My mother-in-law has a radio in her head. She enjoys audio hallucinations. Well, “enjoy” may not be the word. Sometimes, I think, she enjoys them. At other times she endures them. The real problem is she can’t turn them off. For the best part of a year now she’s been concerned that muzak is regularly playing in her apartment. She’s asked us to have a word with the management to get it turned off. Unfortunately we can’t hear it at all. It’s not playing for us.
This muzak is certainly real for Evelyn. She’ll even sing along with the song that’s playing. It’s not like an earworm or a song she’s deliberately brought to mind. As far as she’s concerned the sound is coming from an external source. She certainly has no control over the playlist. The music arrives without warning and leaves at its own discretion. And when we tell her we can’t hear it she is simply disbelieving.
The late great neurologist and author, Oliver Sacks, identified the extent of this kind of hallucination in his wonderful book Musicophilia (2007). It seems it’s a much more common phenomenon than anyone had previously thought.
The hallucinations manifest especially for people who have experienced significant hearing loss. Sacks believes they’re a reaction by the brain to a lack of audio stimulation. He suggests that, by way of response, the brain generates its own music, using the catalogue of audio experience it has built up over its lifetime.
While that’s extraordinary, it’s equally remarkable that the brain’s performance of its library of music is well nigh perfect. Even the songs it has created itself (for several weeks Evelyn was bombarded by a song the lyrics of which were constructed around her own name) are perfectly played, wonderfully arranged and beautifully produced.
Sacks has done a lot of work on the connection between music and the brain.
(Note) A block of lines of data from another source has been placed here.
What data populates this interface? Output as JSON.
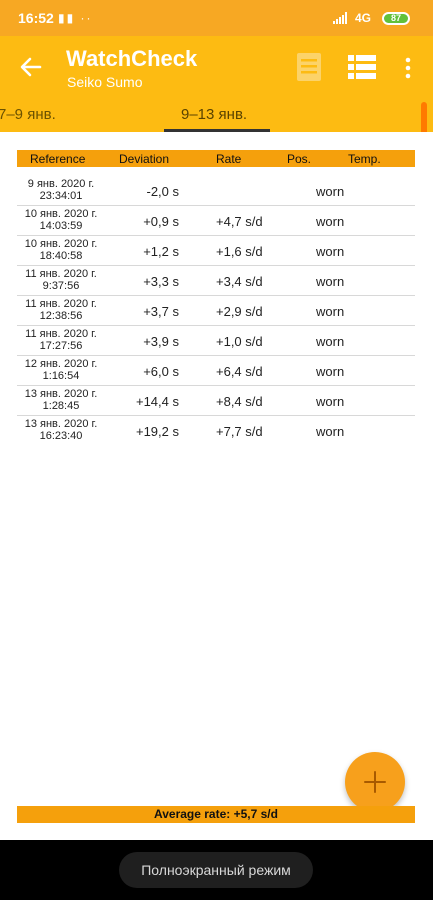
{
  "status_bar": {
    "time": "16:52",
    "left_icons": "▮▮ ··",
    "network": "4G",
    "battery": "87",
    "battery_color": "#62c13b"
  },
  "app_bar": {
    "title": "WatchCheck",
    "subtitle": "Seiko Sumo",
    "back_icon": "arrow-left-icon",
    "actions": [
      "document-icon",
      "list-icon",
      "more-vert-icon"
    ]
  },
  "tabs": [
    {
      "label": "7–9 янв."
    },
    {
      "label": "9–13 янв.",
      "selected": true
    }
  ],
  "table": {
    "headers": {
      "reference": "Reference",
      "deviation": "Deviation",
      "rate": "Rate",
      "pos": "Pos.",
      "temp": "Temp."
    },
    "rows": [
      {
        "date": "9 янв. 2020 г.",
        "time": "23:34:01",
        "deviation": "-2,0 s",
        "rate": "",
        "pos": "worn"
      },
      {
        "date": "10 янв. 2020 г.",
        "time": "14:03:59",
        "deviation": "+0,9 s",
        "rate": "+4,7 s/d",
        "pos": "worn"
      },
      {
        "date": "10 янв. 2020 г.",
        "time": "18:40:58",
        "deviation": "+1,2 s",
        "rate": "+1,6 s/d",
        "pos": "worn"
      },
      {
        "date": "11 янв. 2020 г.",
        "time": "9:37:56",
        "deviation": "+3,3 s",
        "rate": "+3,4 s/d",
        "pos": "worn"
      },
      {
        "date": "11 янв. 2020 г.",
        "time": "12:38:56",
        "deviation": "+3,7 s",
        "rate": "+2,9 s/d",
        "pos": "worn"
      },
      {
        "date": "11 янв. 2020 г.",
        "time": "17:27:56",
        "deviation": "+3,9 s",
        "rate": "+1,0 s/d",
        "pos": "worn"
      },
      {
        "date": "12 янв. 2020 г.",
        "time": "1:16:54",
        "deviation": "+6,0 s",
        "rate": "+6,4 s/d",
        "pos": "worn"
      },
      {
        "date": "13 янв. 2020 г.",
        "time": "1:28:45",
        "deviation": "+14,4 s",
        "rate": "+8,4 s/d",
        "pos": "worn"
      },
      {
        "date": "13 янв. 2020 г.",
        "time": "16:23:40",
        "deviation": "+19,2 s",
        "rate": "+7,7 s/d",
        "pos": "worn"
      }
    ]
  },
  "footer": {
    "average_rate": "Average rate: +5,7 s/d"
  },
  "fab": {
    "icon": "plus-icon"
  },
  "nav_bar": {
    "fullscreen_label": "Полноэкранный режим"
  },
  "colors": {
    "accent": "#fdbb12",
    "header_orange": "#f5a00c",
    "status_bar": "#f7a823"
  }
}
He writes in the forward to Musicophilia that “While music can affect all of us—calm us, animate us, comfort us, thrill us, or serve to organize and synchronise us at work or play—it may be especially powerful and have great therapeutic potential for patients with a variety of neurological conditions.”
In his book An Anthropologist on Mars (1995) he tells the story of “The Last Hippie”, Greg F, a patient with profound amnesia whose life is trapped in a previous time and whose constant soundtrack is the music of the Grateful Dead.
In 1991 Sacks testified in US Senate hearings on the power of music therapy. There he met Mickey Hart, the Grateful Dead’s percussionist who also has an intense interest in the connection between rhythm and healing. At Hart’s request, Sacks went to the Grateful Dead’s concert in New York’s Madison Square Garden and found himself so moved by the music’s rhythms that he ended up dancing on the stage.
If you want a sample of the Dead’s music, try:
- Giants Stadium, East Rutherford, New Jersey, June 17 1991, a show from around the time of Sacks’ experience.
- And for a taste of the Dead at their peak, Beat Club, Bremen, West Germany, April 21 1972, offers an excellent recording from their 1972 tour of Europe (scroll through to 1.47 for the music).
Please listen to them both loud.
Fuelled by the therapeutic possibilities of the Dead’s music, Sacks brought Greg F to a later concert and found that Greg became another person, filled with reminiscences reinvested from his past. As a result Sacks came to use Dead songs to give Greg access to formerly lost memories.
There seems no simple cure for Evelyn’s unwelcome radio station however. Sacks believed her unbidden soundtrack is unlikely to go away. He found that many people learn to live with it, even to embrace it. This hasn’t happened to Evelyn yet. But she is heartened that it is relatively commonplace, even normal.
Chris Nichol is a Wellington-based communications consultant, theologian, alto saxophonist and singer. Most recently he’s been a member of the Dunstan Rangers whose CDs are available in all good second hand shops.
Cartoon by Jay Cassells.